Sandra Cate “Making Merit, Making Art: A Thai Temple in Wimbledon”
University of Hawaii Press | English | 2002-11 | ISBN: 0824823575 | 232 pages | File type: PDF | 7 mb
Sandra Cate’s pioneering ethnography of art-making at Wat Buddhapadipa, a Thai Buddhist temple in Wimbledon, England, explores contemporary art at the crossroads of identity, authority and value. Between 1984 and 1992, twenty-six young Thai artists painted a series of temple murals that continue to attract worshippers and tourists from around the world. Their work, both celebrated and controversial, depicts stories from the Buddha’s lives in otherworldly landscapes punctuated with sly references to this-worldly politics and popular culture. Schooled in international art trends, the artists reverse an Orientalist narrative of the Asian Other, telling their own stories to diverse audiences and subsuming Western spaces into a Buddhist worldview.
In her investigation of temple murals as social portraiture, Cate looks at the ongoing dialectic between the “real” and the “imaginary” as mural painters depict visual and moral hierarchies of sentient beings. As they manipulate indigenous notions of sacred space and the creative process, the Wat Buddhapadipa muralists generate complex, expansive visions of social place and identity.
“What happens when a major project of Thai Buddhist art travels from its center in Bangkok to a significant periphery like London during the Asian economic miracles of the 1980s? Sandra Cate’s meticulous and insightful account shows how relations between the local and the global, national identity and modernity, religion and art, monks and artistsalmost everythingshifted “out of place.” With this Thai global mission accomplished, long distance merit-making has changed the art-scape in Thailand. A remarkable book.” – Thongchai Winichakul, University of Wisconsin

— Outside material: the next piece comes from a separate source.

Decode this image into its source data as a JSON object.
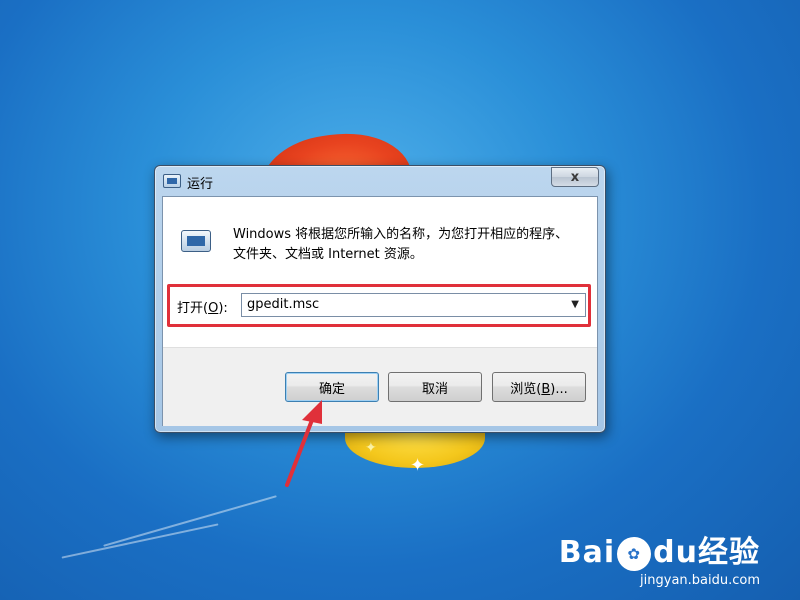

“This ethnography of mural painting at Wat Buddhapadipaa Thai Buddhist temple in Wimbledon, Englandis brilliantly conceived and executed, a model of what the new anthropology of art can be. The author should be commended for drawing the ruminations of the 1990s into a full-fledged work that teaches us a great deal about the circumstances of artistic production in the world today. She explores with understanding and acumen an emerging artworld that brings together a novel range of participants. The social and the visual each receive the specificity of attention they need, making the study engagingly full of the entanglements that so compellingly define artworlds and their actors. In turning our attention to mural paintings as mediations of Thai Buddhism, mediations sensitive to institutional and cultural context, Sandra Cate recognizes a vital dimension of art and social theory, the mutual constitution of subjects and objects.” – Fred Myers, New York University